▶ [EXERCISE AIM] Return all lines of the data in which the string "kind" occurs.

▶ [MATERIAL PROVIDED]
---*---
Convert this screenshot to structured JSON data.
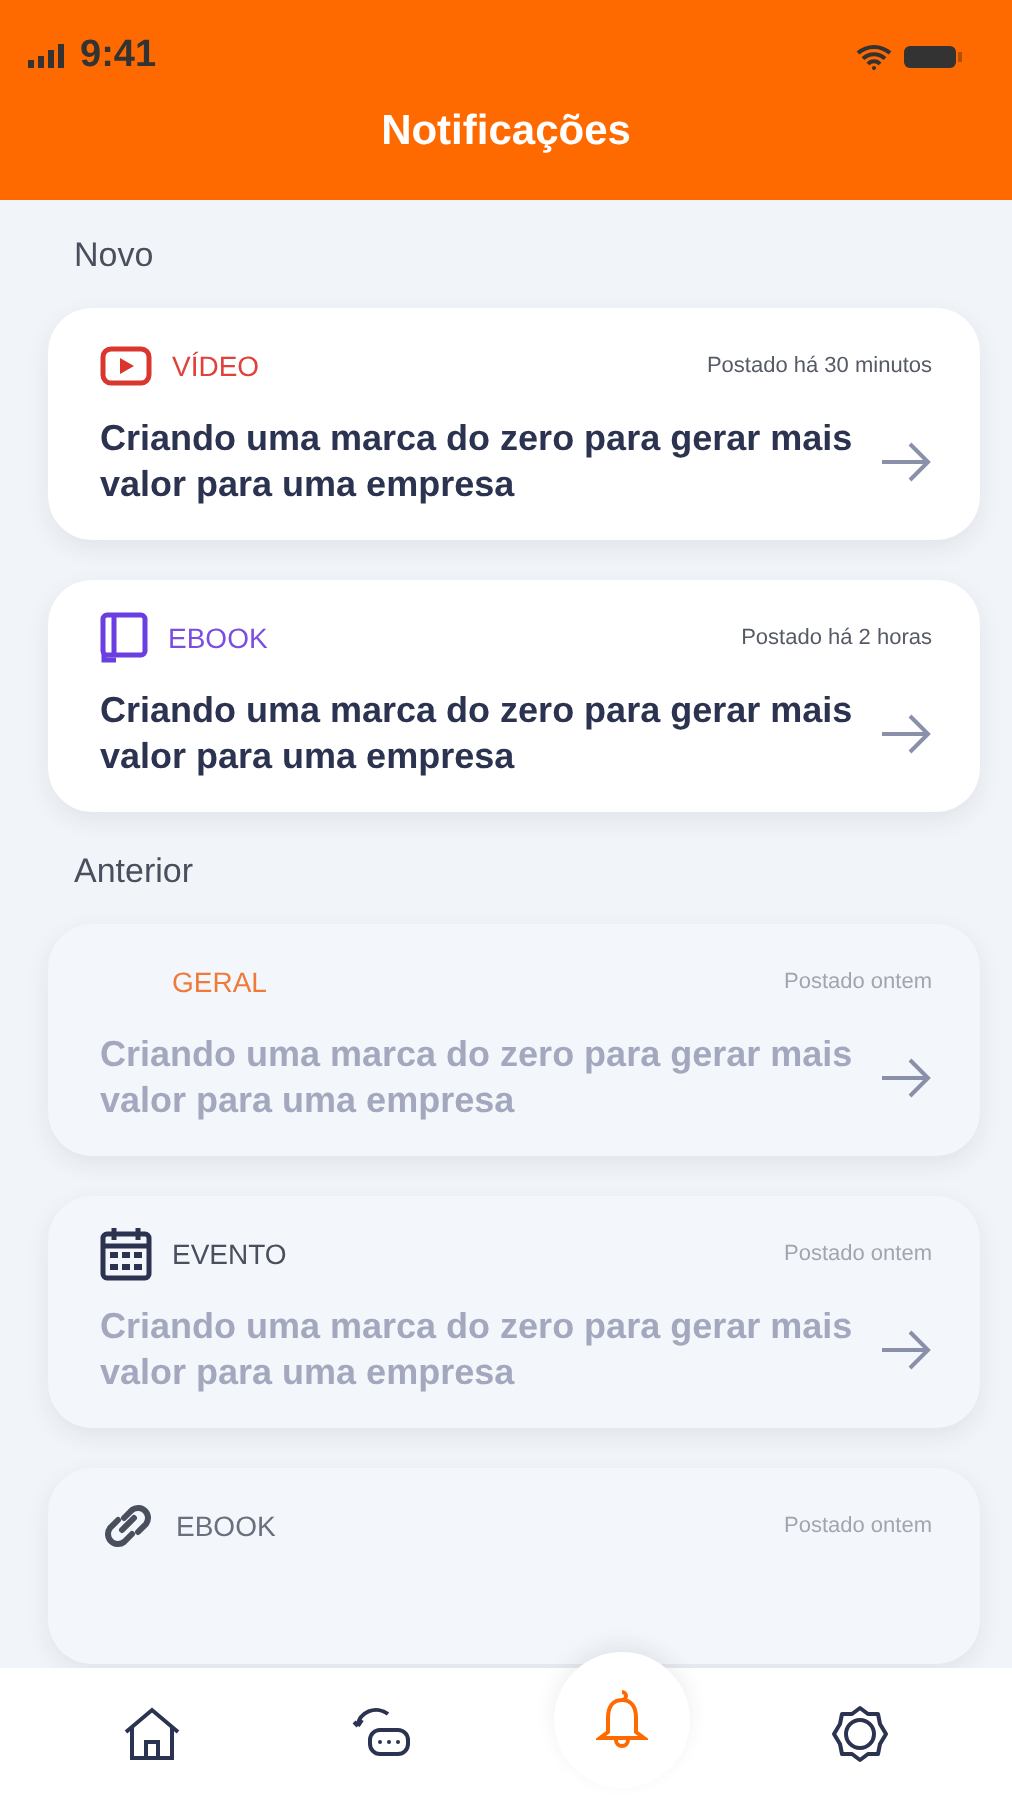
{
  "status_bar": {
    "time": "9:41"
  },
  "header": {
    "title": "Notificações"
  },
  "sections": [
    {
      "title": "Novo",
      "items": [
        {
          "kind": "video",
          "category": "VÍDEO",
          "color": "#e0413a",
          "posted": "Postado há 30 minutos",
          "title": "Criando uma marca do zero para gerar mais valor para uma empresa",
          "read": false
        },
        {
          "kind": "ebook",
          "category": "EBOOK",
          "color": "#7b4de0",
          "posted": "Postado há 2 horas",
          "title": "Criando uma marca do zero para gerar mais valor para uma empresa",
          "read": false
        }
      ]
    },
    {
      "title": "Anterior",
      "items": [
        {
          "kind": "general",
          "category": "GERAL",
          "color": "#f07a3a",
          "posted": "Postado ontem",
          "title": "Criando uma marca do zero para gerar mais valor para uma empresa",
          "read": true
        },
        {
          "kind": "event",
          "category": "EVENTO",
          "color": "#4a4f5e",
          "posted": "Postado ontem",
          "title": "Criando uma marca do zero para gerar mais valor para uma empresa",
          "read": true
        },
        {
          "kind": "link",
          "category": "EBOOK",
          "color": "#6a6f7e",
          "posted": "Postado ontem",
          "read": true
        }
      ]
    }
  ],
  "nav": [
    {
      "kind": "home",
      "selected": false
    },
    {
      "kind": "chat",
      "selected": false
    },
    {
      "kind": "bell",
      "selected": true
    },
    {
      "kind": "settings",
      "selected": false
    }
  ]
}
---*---
▶ [TASK SOLUTION]
          "kind": "video",
          "kind": "ebook",
          "kind": "general",
          "kind": "event",
          "kind": "link",
      "kind": "home",
      "kind": "chat",
      "kind": "bell",
      "kind": "settings",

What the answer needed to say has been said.